Write out each line below precisely, passing over the pictures.

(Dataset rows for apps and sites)
+ + + + + + +

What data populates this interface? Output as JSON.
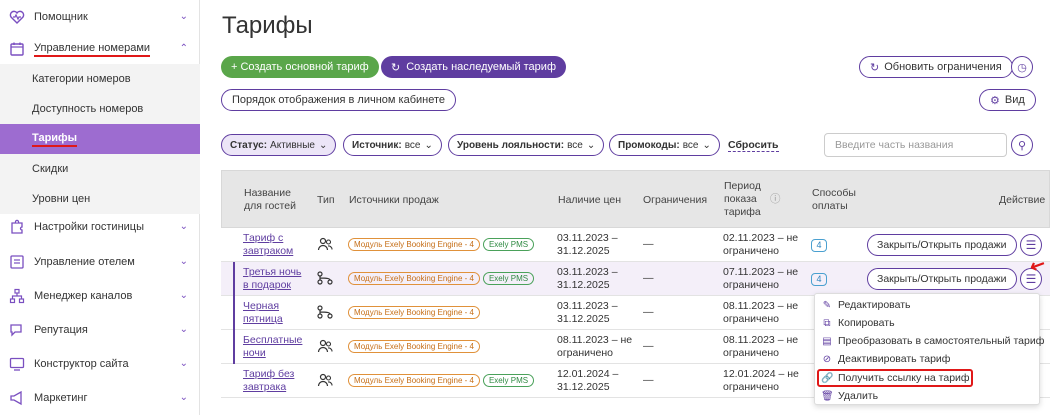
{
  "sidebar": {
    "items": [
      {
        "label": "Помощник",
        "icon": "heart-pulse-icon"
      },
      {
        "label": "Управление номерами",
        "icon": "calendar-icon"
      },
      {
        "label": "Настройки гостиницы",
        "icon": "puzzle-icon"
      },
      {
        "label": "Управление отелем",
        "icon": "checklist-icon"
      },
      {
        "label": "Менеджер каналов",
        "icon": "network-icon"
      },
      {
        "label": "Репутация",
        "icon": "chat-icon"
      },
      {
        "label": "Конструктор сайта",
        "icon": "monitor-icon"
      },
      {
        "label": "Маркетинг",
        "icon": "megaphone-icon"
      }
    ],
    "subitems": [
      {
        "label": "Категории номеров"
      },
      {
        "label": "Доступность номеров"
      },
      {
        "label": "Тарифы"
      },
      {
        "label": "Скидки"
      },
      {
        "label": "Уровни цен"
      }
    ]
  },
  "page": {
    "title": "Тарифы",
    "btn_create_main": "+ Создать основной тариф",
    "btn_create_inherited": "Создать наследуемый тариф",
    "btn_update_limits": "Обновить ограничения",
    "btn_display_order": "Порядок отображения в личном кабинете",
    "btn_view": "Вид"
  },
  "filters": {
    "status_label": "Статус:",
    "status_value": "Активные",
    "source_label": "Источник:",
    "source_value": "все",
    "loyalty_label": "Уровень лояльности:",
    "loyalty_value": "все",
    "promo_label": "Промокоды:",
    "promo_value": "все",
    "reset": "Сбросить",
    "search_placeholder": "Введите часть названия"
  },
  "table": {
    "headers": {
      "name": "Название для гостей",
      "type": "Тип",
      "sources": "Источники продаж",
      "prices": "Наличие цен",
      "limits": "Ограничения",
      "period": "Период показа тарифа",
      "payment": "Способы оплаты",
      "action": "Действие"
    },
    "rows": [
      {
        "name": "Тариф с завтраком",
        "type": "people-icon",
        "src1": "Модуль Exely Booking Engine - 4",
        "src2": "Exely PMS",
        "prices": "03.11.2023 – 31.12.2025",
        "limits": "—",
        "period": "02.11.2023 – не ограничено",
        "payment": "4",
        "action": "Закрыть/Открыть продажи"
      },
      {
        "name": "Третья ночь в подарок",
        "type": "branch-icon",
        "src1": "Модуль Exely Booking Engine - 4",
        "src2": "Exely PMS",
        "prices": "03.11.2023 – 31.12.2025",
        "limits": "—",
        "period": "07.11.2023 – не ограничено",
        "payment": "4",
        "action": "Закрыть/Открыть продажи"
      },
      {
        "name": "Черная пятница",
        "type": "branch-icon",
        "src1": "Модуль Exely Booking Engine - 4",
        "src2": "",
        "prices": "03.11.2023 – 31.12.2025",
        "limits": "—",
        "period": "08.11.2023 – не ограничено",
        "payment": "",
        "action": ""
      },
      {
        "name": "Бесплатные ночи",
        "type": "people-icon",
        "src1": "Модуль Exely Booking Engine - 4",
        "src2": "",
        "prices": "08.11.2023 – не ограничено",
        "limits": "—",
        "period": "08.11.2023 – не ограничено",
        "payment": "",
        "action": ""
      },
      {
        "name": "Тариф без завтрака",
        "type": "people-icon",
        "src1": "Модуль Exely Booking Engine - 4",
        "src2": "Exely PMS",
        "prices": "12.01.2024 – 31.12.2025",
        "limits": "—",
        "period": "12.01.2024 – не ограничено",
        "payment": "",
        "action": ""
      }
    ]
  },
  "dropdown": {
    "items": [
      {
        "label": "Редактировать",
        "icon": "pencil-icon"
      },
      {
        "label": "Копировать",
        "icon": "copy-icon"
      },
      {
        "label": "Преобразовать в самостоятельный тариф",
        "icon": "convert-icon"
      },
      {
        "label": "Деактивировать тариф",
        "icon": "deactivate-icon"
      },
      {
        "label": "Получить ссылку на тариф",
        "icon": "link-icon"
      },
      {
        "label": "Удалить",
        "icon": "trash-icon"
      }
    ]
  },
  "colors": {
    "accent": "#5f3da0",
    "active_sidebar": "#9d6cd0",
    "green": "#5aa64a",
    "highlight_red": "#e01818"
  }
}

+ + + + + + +

## YOUR SOLUTION
What data populates this interface? Output as JSON.
{
  "sidebar": {
    "items": [
      {
        "label": "Помощник",
        "icon": "heart-pulse-icon"
      },
      {
        "label": "Управление номерами",
        "icon": "calendar-icon"
      },
      {
        "label": "Настройки гостиницы",
        "icon": "puzzle-icon"
      },
      {
        "label": "Управление отелем",
        "icon": "checklist-icon"
      },
      {
        "label": "Менеджер каналов",
        "icon": "network-icon"
      },
      {
        "label": "Репутация",
        "icon": "chat-icon"
      },
      {
        "label": "Конструктор сайта",
        "icon": "monitor-icon"
      },
      {
        "label": "Маркетинг",
        "icon": "megaphone-icon"
      }
    ],
    "subitems": [
      {
        "label": "Категории номеров"
      },
      {
        "label": "Доступность номеров"
      },
      {
        "label": "Тарифы"
      },
      {
        "label": "Скидки"
      },
      {
        "label": "Уровни цен"
      }
    ]
  },
  "page": {
    "title": "Тарифы",
    "btn_create_main": "+ Создать основной тариф",
    "btn_create_inherited": "Создать наследуемый тариф",
    "btn_update_limits": "Обновить ограничения",
    "btn_display_order": "Порядок отображения в личном кабинете",
    "btn_view": "Вид"
  },
  "filters": {
    "status_label": "Статус:",
    "status_value": "Активные",
    "source_label": "Источник:",
    "source_value": "все",
    "loyalty_label": "Уровень лояльности:",
    "loyalty_value": "все",
    "promo_label": "Промокоды:",
    "promo_value": "все",
    "reset": "Сбросить",
    "search_placeholder": "Введите часть названия"
  },
  "table": {
    "headers": {
      "name": "Название для гостей",
      "type": "Тип",
      "sources": "Источники продаж",
      "prices": "Наличие цен",
      "limits": "Ограничения",
      "period": "Период показа тарифа",
      "payment": "Способы оплаты",
      "action": "Действие"
    },
    "rows": [
      {
        "name": "Тариф с завтраком",
        "type": "people-icon",
        "src1": "Модуль Exely Booking Engine - 4",
        "src2": "Exely PMS",
        "prices": "03.11.2023 – 31.12.2025",
        "limits": "—",
        "period": "02.11.2023 – не ограничено",
        "payment": "4",
        "action": "Закрыть/Открыть продажи"
      },
      {
        "name": "Третья ночь в подарок",
        "type": "branch-icon",
        "src1": "Модуль Exely Booking Engine - 4",
        "src2": "Exely PMS",
        "prices": "03.11.2023 – 31.12.2025",
        "limits": "—",
        "period": "07.11.2023 – не ограничено",
        "payment": "4",
        "action": "Закрыть/Открыть продажи"
      },
      {
        "name": "Черная пятница",
        "type": "branch-icon",
        "src1": "Модуль Exely Booking Engine - 4",
        "src2": "",
        "prices": "03.11.2023 – 31.12.2025",
        "limits": "—",
        "period": "08.11.2023 – не ограничено",
        "payment": "",
        "action": ""
      },
      {
        "name": "Бесплатные ночи",
        "type": "people-icon",
        "src1": "Модуль Exely Booking Engine - 4",
        "src2": "",
        "prices": "08.11.2023 – не ограничено",
        "limits": "—",
        "period": "08.11.2023 – не ограничено",
        "payment": "",
        "action": ""
      },
      {
        "name": "Тариф без завтрака",
        "type": "people-icon",
        "src1": "Модуль Exely Booking Engine - 4",
        "src2": "Exely PMS",
        "prices": "12.01.2024 – 31.12.2025",
        "limits": "—",
        "period": "12.01.2024 – не ограничено",
        "payment": "",
        "action": ""
      }
    ]
  },
  "dropdown": {
    "items": [
      {
        "label": "Редактировать",
        "icon": "pencil-icon"
      },
      {
        "label": "Копировать",
        "icon": "copy-icon"
      },
      {
        "label": "Преобразовать в самостоятельный тариф",
        "icon": "convert-icon"
      },
      {
        "label": "Деактивировать тариф",
        "icon": "deactivate-icon"
      },
      {
        "label": "Получить ссылку на тариф",
        "icon": "link-icon"
      },
      {
        "label": "Удалить",
        "icon": "trash-icon"
      }
    ]
  },
  "colors": {
    "accent": "#5f3da0",
    "active_sidebar": "#9d6cd0",
    "green": "#5aa64a",
    "highlight_red": "#e01818"
  }
}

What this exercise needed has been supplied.